Could you restate all of the entries, word for word?

- - - - -

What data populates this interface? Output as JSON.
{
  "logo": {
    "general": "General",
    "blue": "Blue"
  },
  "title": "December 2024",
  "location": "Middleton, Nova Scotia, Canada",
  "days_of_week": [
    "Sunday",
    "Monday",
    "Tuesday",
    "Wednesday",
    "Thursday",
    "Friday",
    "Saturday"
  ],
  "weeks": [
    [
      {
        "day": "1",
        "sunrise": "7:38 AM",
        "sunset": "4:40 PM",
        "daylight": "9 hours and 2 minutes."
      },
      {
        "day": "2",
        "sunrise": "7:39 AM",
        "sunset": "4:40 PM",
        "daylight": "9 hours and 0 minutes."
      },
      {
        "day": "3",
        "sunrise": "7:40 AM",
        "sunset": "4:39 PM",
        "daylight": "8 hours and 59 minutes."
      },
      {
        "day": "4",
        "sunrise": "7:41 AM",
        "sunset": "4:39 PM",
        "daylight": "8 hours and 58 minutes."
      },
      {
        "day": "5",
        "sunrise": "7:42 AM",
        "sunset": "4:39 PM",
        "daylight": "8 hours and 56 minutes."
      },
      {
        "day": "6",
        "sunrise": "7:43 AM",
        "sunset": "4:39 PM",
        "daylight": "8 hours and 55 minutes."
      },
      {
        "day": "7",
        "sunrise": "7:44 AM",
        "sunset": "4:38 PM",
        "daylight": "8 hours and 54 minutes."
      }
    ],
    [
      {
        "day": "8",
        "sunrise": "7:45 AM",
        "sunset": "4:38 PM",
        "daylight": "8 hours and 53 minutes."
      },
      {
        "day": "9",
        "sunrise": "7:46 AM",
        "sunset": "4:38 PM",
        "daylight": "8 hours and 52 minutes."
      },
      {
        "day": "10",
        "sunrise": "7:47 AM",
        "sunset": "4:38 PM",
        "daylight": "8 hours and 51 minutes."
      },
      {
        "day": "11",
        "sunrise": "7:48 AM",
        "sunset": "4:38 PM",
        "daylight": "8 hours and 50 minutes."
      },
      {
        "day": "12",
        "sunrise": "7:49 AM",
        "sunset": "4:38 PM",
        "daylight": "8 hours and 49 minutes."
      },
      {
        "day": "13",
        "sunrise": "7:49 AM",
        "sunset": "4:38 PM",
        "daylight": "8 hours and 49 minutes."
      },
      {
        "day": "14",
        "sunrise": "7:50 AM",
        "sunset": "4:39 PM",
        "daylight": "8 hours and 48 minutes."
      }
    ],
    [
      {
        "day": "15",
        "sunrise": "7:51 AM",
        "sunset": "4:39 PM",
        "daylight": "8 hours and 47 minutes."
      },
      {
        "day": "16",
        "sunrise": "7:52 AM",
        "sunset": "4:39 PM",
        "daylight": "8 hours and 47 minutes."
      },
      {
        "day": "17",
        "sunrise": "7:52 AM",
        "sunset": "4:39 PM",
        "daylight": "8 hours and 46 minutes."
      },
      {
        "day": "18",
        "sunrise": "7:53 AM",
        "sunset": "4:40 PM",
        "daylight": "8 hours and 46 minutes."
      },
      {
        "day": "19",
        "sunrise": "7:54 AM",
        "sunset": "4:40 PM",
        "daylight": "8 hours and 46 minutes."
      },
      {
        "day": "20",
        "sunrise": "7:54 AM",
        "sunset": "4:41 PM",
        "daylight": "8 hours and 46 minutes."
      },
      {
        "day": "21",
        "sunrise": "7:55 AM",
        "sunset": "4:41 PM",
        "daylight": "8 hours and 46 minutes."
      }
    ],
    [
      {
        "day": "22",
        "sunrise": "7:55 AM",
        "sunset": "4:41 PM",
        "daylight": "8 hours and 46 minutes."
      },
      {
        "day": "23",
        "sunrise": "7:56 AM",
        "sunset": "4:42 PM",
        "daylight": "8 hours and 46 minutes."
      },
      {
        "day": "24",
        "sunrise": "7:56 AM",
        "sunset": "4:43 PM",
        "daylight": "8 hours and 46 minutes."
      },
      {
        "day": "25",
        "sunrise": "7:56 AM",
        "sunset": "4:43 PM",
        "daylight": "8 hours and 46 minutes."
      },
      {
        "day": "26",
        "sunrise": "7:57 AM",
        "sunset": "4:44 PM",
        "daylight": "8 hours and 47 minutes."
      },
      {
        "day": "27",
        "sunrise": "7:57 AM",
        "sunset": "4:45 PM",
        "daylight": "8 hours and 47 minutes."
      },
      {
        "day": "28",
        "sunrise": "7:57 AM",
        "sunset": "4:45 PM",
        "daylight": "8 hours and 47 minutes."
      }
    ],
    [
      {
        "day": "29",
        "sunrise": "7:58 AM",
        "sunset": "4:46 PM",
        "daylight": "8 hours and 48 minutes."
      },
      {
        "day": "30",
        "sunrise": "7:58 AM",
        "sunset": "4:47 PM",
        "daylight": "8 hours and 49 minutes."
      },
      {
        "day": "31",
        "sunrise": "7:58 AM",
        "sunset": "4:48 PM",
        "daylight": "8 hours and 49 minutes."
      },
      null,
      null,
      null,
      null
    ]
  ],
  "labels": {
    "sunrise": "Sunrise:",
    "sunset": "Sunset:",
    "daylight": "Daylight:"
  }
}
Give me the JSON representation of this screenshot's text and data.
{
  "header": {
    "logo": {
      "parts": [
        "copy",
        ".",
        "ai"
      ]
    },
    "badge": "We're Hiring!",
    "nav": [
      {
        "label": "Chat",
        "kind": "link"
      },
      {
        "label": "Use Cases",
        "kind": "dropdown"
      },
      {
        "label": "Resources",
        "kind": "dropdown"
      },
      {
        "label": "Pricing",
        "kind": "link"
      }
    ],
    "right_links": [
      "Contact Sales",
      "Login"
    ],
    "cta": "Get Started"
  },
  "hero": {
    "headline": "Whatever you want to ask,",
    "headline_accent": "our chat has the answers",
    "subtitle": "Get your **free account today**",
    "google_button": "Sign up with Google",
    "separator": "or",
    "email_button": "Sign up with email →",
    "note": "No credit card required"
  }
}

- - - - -

#### FINISHED EXERCISE:
What data populates this interface? Output as JSON.
{
  "logo": {
    "general": "General",
    "blue": "Blue"
  },
  "title": "December 2024",
  "location": "Middleton, Nova Scotia, Canada",
  "days_of_week": [
    "Sunday",
    "Monday",
    "Tuesday",
    "Wednesday",
    "Thursday",
    "Friday",
    "Saturday"
  ],
  "weeks": [
    [
      {
        "day": "1",
        "sunrise": "7:38 AM",
        "sunset": "4:40 PM",
        "daylight": "9 hours and 2 minutes."
      },
      {
        "day": "2",
        "sunrise": "7:39 AM",
        "sunset": "4:40 PM",
        "daylight": "9 hours and 0 minutes."
      },
      {
        "day": "3",
        "sunrise": "7:40 AM",
        "sunset": "4:39 PM",
        "daylight": "8 hours and 59 minutes."
      },
      {
        "day": "4",
        "sunrise": "7:41 AM",
        "sunset": "4:39 PM",
        "daylight": "8 hours and 58 minutes."
      },
      {
        "day": "5",
        "sunrise": "7:42 AM",
        "sunset": "4:39 PM",
        "daylight": "8 hours and 56 minutes."
      },
      {
        "day": "6",
        "sunrise": "7:43 AM",
        "sunset": "4:39 PM",
        "daylight": "8 hours and 55 minutes."
      },
      {
        "day": "7",
        "sunrise": "7:44 AM",
        "sunset": "4:38 PM",
        "daylight": "8 hours and 54 minutes."
      }
    ],
    [
      {
        "day": "8",
        "sunrise": "7:45 AM",
        "sunset": "4:38 PM",
        "daylight": "8 hours and 53 minutes."
      },
      {
        "day": "9",
        "sunrise": "7:46 AM",
        "sunset": "4:38 PM",
        "daylight": "8 hours and 52 minutes."
      },
      {
        "day": "10",
        "sunrise": "7:47 AM",
        "sunset": "4:38 PM",
        "daylight": "8 hours and 51 minutes."
      },
      {
        "day": "11",
        "sunrise": "7:48 AM",
        "sunset": "4:38 PM",
        "daylight": "8 hours and 50 minutes."
      },
      {
        "day": "12",
        "sunrise": "7:49 AM",
        "sunset": "4:38 PM",
        "daylight": "8 hours and 49 minutes."
      },
      {
        "day": "13",
        "sunrise": "7:49 AM",
        "sunset": "4:38 PM",
        "daylight": "8 hours and 49 minutes."
      },
      {
        "day": "14",
        "sunrise": "7:50 AM",
        "sunset": "4:39 PM",
        "daylight": "8 hours and 48 minutes."
      }
    ],
    [
      {
        "day": "15",
        "sunrise": "7:51 AM",
        "sunset": "4:39 PM",
        "daylight": "8 hours and 47 minutes."
      },
      {
        "day": "16",
        "sunrise": "7:52 AM",
        "sunset": "4:39 PM",
        "daylight": "8 hours and 47 minutes."
      },
      {
        "day": "17",
        "sunrise": "7:52 AM",
        "sunset": "4:39 PM",
        "daylight": "8 hours and 46 minutes."
      },
      {
        "day": "18",
        "sunrise": "7:53 AM",
        "sunset": "4:40 PM",
        "daylight": "8 hours and 46 minutes."
      },
      {
        "day": "19",
        "sunrise": "7:54 AM",
        "sunset": "4:40 PM",
        "daylight": "8 hours and 46 minutes."
      },
      {
        "day": "20",
        "sunrise": "7:54 AM",
        "sunset": "4:41 PM",
        "daylight": "8 hours and 46 minutes."
      },
      {
        "day": "21",
        "sunrise": "7:55 AM",
        "sunset": "4:41 PM",
        "daylight": "8 hours and 46 minutes."
      }
    ],
    [
      {
        "day": "22",
        "sunrise": "7:55 AM",
        "sunset": "4:41 PM",
        "daylight": "8 hours and 46 minutes."
      },
      {
        "day": "23",
        "sunrise": "7:56 AM",
        "sunset": "4:42 PM",
        "daylight": "8 hours and 46 minutes."
      },
      {
        "day": "24",
        "sunrise": "7:56 AM",
        "sunset": "4:43 PM",
        "daylight": "8 hours and 46 minutes."
      },
      {
        "day": "25",
        "sunrise": "7:56 AM",
        "sunset": "4:43 PM",
        "daylight": "8 hours and 46 minutes."
      },
      {
        "day": "26",
        "sunrise": "7:57 AM",
        "sunset": "4:44 PM",
        "daylight": "8 hours and 47 minutes."
      },
      {
        "day": "27",
        "sunrise": "7:57 AM",
        "sunset": "4:45 PM",
        "daylight": "8 hours and 47 minutes."
      },
      {
        "day": "28",
        "sunrise": "7:57 AM",
        "sunset": "4:45 PM",
        "daylight": "8 hours and 47 minutes."
      }
    ],
    [
      {
        "day": "29",
        "sunrise": "7:58 AM",
        "sunset": "4:46 PM",
        "daylight": "8 hours and 48 minutes."
      },
      {
        "day": "30",
        "sunrise": "7:58 AM",
        "sunset": "4:47 PM",
        "daylight": "8 hours and 49 minutes."
      },
      {
        "day": "31",
        "sunrise": "7:58 AM",
        "sunset": "4:48 PM",
        "daylight": "8 hours and 49 minutes."
      },
      null,
      null,
      null,
      null
    ]
  ],
  "labels": {
    "sunrise": "Sunrise:",
    "sunset": "Sunset:",
    "daylight": "Daylight:"
  }
}
Give me the JSON representation of this screenshot's text and data.
{
  "header": {
    "logo": {
      "parts": [
        "copy",
        ".",
        "ai"
      ]
    },
    "badge": "We're Hiring!",
    "nav": [
      {
        "label": "Chat",
        "kind": "link"
      },
      {
        "label": "Use Cases",
        "kind": "dropdown"
      },
      {
        "label": "Resources",
        "kind": "dropdown"
      },
      {
        "label": "Pricing",
        "kind": "link"
      }
    ],
    "right_links": [
      "Contact Sales",
      "Login"
    ],
    "cta": "Get Started"
  },
  "hero": {
    "headline": "Whatever you want to ask,",
    "headline_accent": "our chat has the answers",
    "subtitle": "Get your **free account today**",
    "google_button": "Sign up with Google",
    "separator": "or",
    "email_button": "Sign up with email →",
    "note": "No credit card required"
  }
}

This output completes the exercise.